Required work
Reproduce the records exactly.

Dataset records
BEGIN
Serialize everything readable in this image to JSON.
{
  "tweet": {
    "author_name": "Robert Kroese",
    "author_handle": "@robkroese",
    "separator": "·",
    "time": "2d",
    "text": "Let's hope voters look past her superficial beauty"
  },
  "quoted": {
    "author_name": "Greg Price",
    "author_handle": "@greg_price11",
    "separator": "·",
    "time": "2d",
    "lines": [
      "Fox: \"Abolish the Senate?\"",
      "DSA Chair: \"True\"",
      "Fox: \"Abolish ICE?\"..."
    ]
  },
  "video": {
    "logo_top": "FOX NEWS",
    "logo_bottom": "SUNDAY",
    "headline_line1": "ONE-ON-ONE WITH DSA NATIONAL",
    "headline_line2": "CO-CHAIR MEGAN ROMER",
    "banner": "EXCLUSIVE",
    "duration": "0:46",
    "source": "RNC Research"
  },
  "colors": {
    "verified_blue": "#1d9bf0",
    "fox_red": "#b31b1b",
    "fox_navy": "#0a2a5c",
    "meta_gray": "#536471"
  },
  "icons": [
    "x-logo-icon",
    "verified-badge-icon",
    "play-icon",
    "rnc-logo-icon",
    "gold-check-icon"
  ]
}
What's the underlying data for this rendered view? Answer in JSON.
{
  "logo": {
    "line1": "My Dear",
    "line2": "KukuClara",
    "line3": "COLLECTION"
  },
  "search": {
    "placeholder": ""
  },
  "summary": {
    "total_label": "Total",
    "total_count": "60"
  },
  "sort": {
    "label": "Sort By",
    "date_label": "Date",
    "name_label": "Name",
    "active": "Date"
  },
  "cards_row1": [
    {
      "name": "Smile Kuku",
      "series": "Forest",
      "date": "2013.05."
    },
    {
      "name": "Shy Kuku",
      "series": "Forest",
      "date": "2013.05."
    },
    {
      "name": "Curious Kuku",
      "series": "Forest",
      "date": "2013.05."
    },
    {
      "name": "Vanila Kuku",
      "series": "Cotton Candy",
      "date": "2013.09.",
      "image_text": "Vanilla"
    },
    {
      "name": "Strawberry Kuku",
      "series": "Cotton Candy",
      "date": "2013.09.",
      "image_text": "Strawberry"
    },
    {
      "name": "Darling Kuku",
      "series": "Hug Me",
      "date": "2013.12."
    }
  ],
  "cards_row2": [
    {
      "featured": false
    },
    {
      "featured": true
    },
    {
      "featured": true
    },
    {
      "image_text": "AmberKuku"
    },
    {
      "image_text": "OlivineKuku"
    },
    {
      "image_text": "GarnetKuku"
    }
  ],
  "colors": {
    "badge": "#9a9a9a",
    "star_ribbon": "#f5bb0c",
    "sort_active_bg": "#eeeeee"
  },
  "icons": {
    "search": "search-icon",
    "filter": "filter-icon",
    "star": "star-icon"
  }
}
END
Task response
Serialize everything readable in this image to JSON.
{
  "tweet": {
    "author_name": "Robert Kroese",
    "author_handle": "@robkroese",
    "separator": "·",
    "time": "2d",
    "text": "Let's hope voters look past her superficial beauty"
  },
  "quoted": {
    "author_name": "Greg Price",
    "author_handle": "@greg_price11",
    "separator": "·",
    "time": "2d",
    "lines": [
      "Fox: \"Abolish the Senate?\"",
      "DSA Chair: \"True\"",
      "Fox: \"Abolish ICE?\"..."
    ]
  },
  "video": {
    "logo_top": "FOX NEWS",
    "logo_bottom": "SUNDAY",
    "headline_line1": "ONE-ON-ONE WITH DSA NATIONAL",
    "headline_line2": "CO-CHAIR MEGAN ROMER",
    "banner": "EXCLUSIVE",
    "duration": "0:46",
    "source": "RNC Research"
  },
  "colors": {
    "verified_blue": "#1d9bf0",
    "fox_red": "#b31b1b",
    "fox_navy": "#0a2a5c",
    "meta_gray": "#536471"
  },
  "icons": [
    "x-logo-icon",
    "verified-badge-icon",
    "play-icon",
    "rnc-logo-icon",
    "gold-check-icon"
  ]
}
What's the underlying data for this rendered view? Answer in JSON.
{
  "logo": {
    "line1": "My Dear",
    "line2": "KukuClara",
    "line3": "COLLECTION"
  },
  "search": {
    "placeholder": ""
  },
  "summary": {
    "total_label": "Total",
    "total_count": "60"
  },
  "sort": {
    "label": "Sort By",
    "date_label": "Date",
    "name_label": "Name",
    "active": "Date"
  },
  "cards_row1": [
    {
      "name": "Smile Kuku",
      "series": "Forest",
      "date": "2013.05."
    },
    {
      "name": "Shy Kuku",
      "series": "Forest",
      "date": "2013.05."
    },
    {
      "name": "Curious Kuku",
      "series": "Forest",
      "date": "2013.05."
    },
    {
      "name": "Vanila Kuku",
      "series": "Cotton Candy",
      "date": "2013.09.",
      "image_text": "Vanilla"
    },
    {
      "name": "Strawberry Kuku",
      "series": "Cotton Candy",
      "date": "2013.09.",
      "image_text": "Strawberry"
    },
    {
      "name": "Darling Kuku",
      "series": "Hug Me",
      "date": "2013.12."
    }
  ],
  "cards_row2": [
    {
      "featured": false
    },
    {
      "featured": true
    },
    {
      "featured": true
    },
    {
      "image_text": "AmberKuku"
    },
    {
      "image_text": "OlivineKuku"
    },
    {
      "image_text": "GarnetKuku"
    }
  ],
  "colors": {
    "badge": "#9a9a9a",
    "star_ribbon": "#f5bb0c",
    "sort_active_bg": "#eeeeee"
  },
  "icons": {
    "search": "search-icon",
    "filter": "filter-icon",
    "star": "star-icon"
  }
}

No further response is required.